Yes, he’ll fly into the occasional rage, just like Sandler often did (and does) in his comedies. But Barry is a very different animal, for sure. Punctuating it all, Sandler spends the entire running time of the movie wearing a loud electric blue suit, as an unconventionally jaunty score by Jon Brion plays.
The film mostly follows Barry’s attempts to escape his loneliness through a budding romance with Lena (Emily Watson.) And this is perhaps the most moving thing in the movie: It’s the story of a strange guy who manages to find a woman who’s on that exact same wavelength.
This gets complicated when henchmen of the phone sex boss (Philip Seymour Hoffman) get rough with him, but things thankfully end happily. But his new relationship gives Barry a confidence he’d been lacking before.
“I have a love in my life,” he says at one point. “It makes me stronger than anything you can imagine.”
In Anderson’s filmography, Punch-Drunk Love came fourth, three years after Magnolia and five years before There Will Be Blood. Punch-Drunk Love is also, at 95 minutes, the shortest film Anderson has made by a significant margin. Anderson was said to have wanted to make a shorter film after the lengthy Boogie Nights and Magnolia.
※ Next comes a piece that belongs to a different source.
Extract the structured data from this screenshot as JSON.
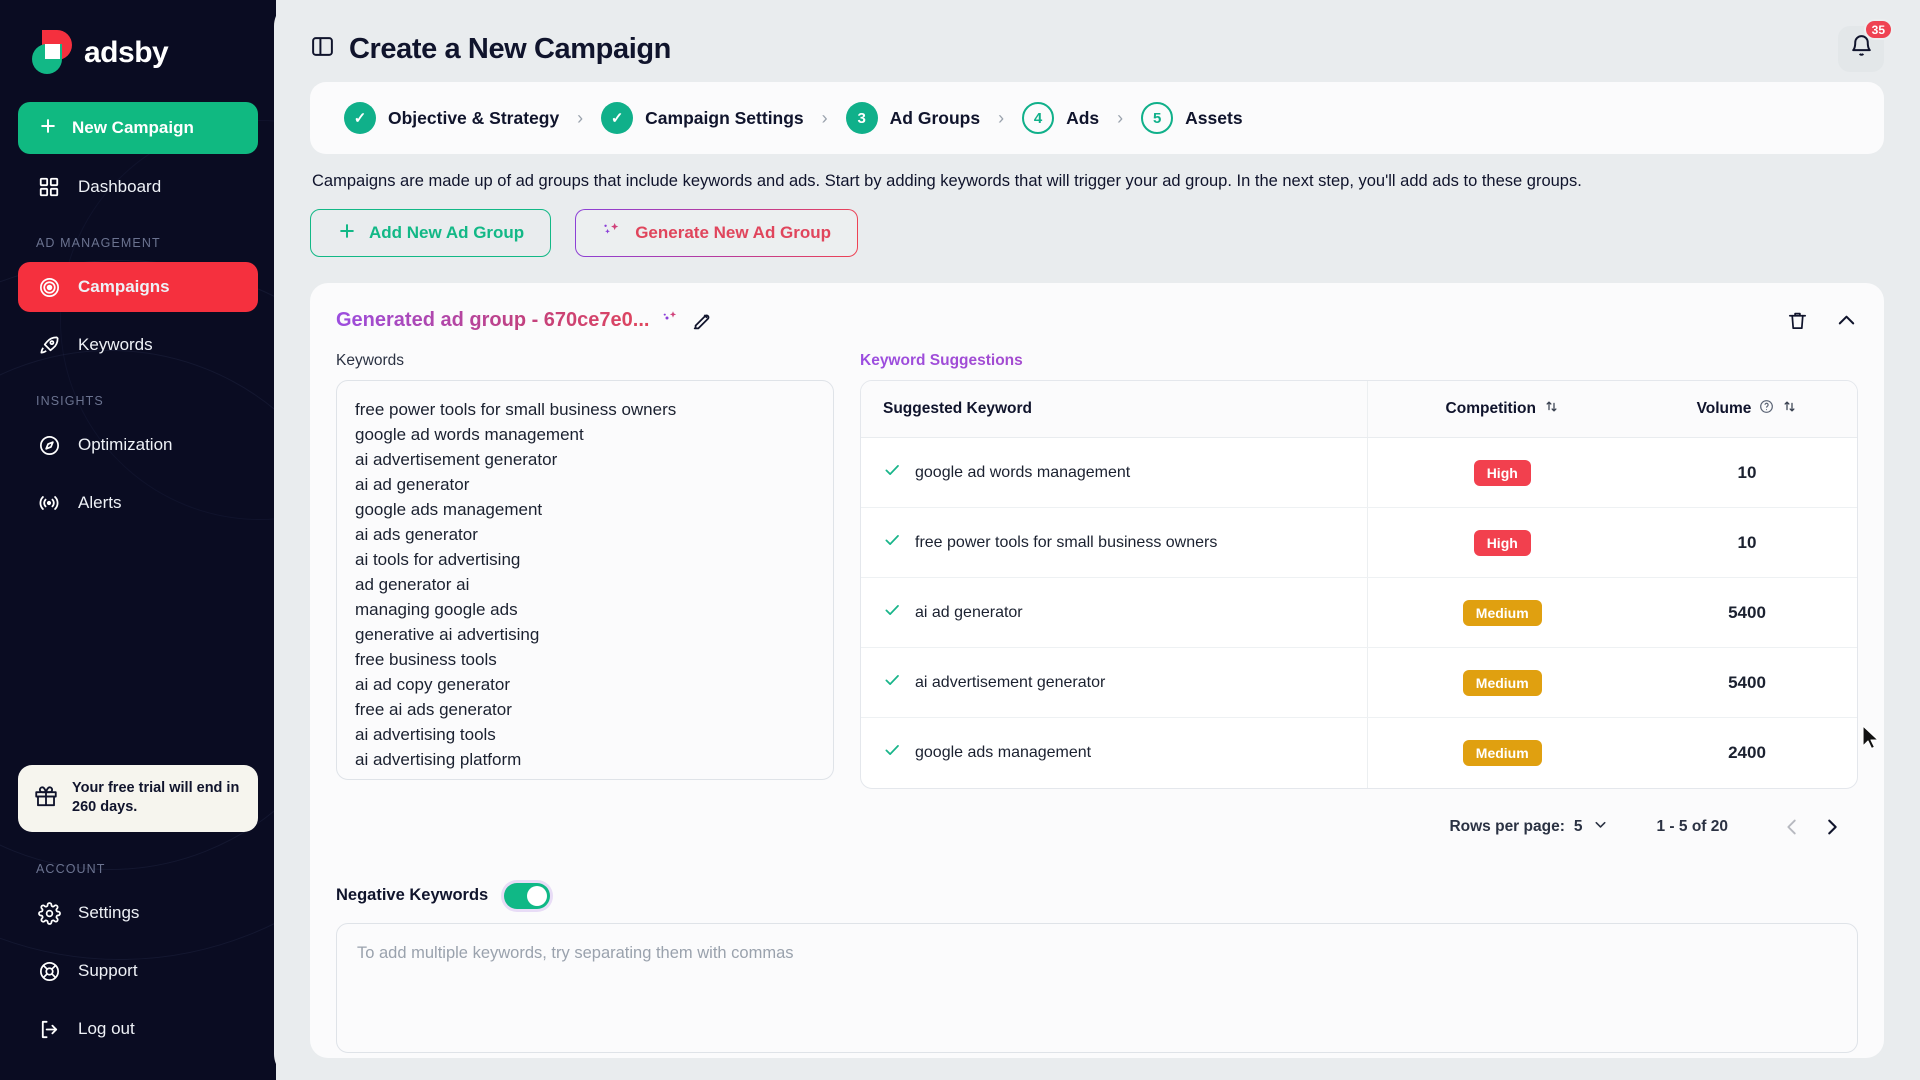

Anderson once said in an interview that he was motivated to create Sandler’s character by “The Denise Show” sketch on Saturday Night Live, featuring Sandler pining over an ex-girlfriend and getting angry.
Sandler and Anderson never worked together again, and while the director is known for working with a consistent company of actors, he was also one-and-done with Mark Wahlberg and Tom Cruise, in addition to Sandler.
In his Punch-Drunk Love performance, Sandler showed that he was capable of something very different. And while the actor has continued to frequently make silly comedies, mostly for Netflix these days, he has also occasionally done acclaimed work, most recently the Safdie brothers’ 2019 Uncut Gems, and in this year’s Hustle, a crowd-pleasing basketball movie in which he played a scout.
Punch-Drunk Love is among the best movies Adam Sandler has ever starred in. I wouldn’t put it that high in Anderson’s filmography, as I’d rank Boogie Nights, Inherent Vice, Licorice Pizza, and Magnolia higher, although I’d put it after those.
At any rate, Punch-Drunk Love is now streaming online.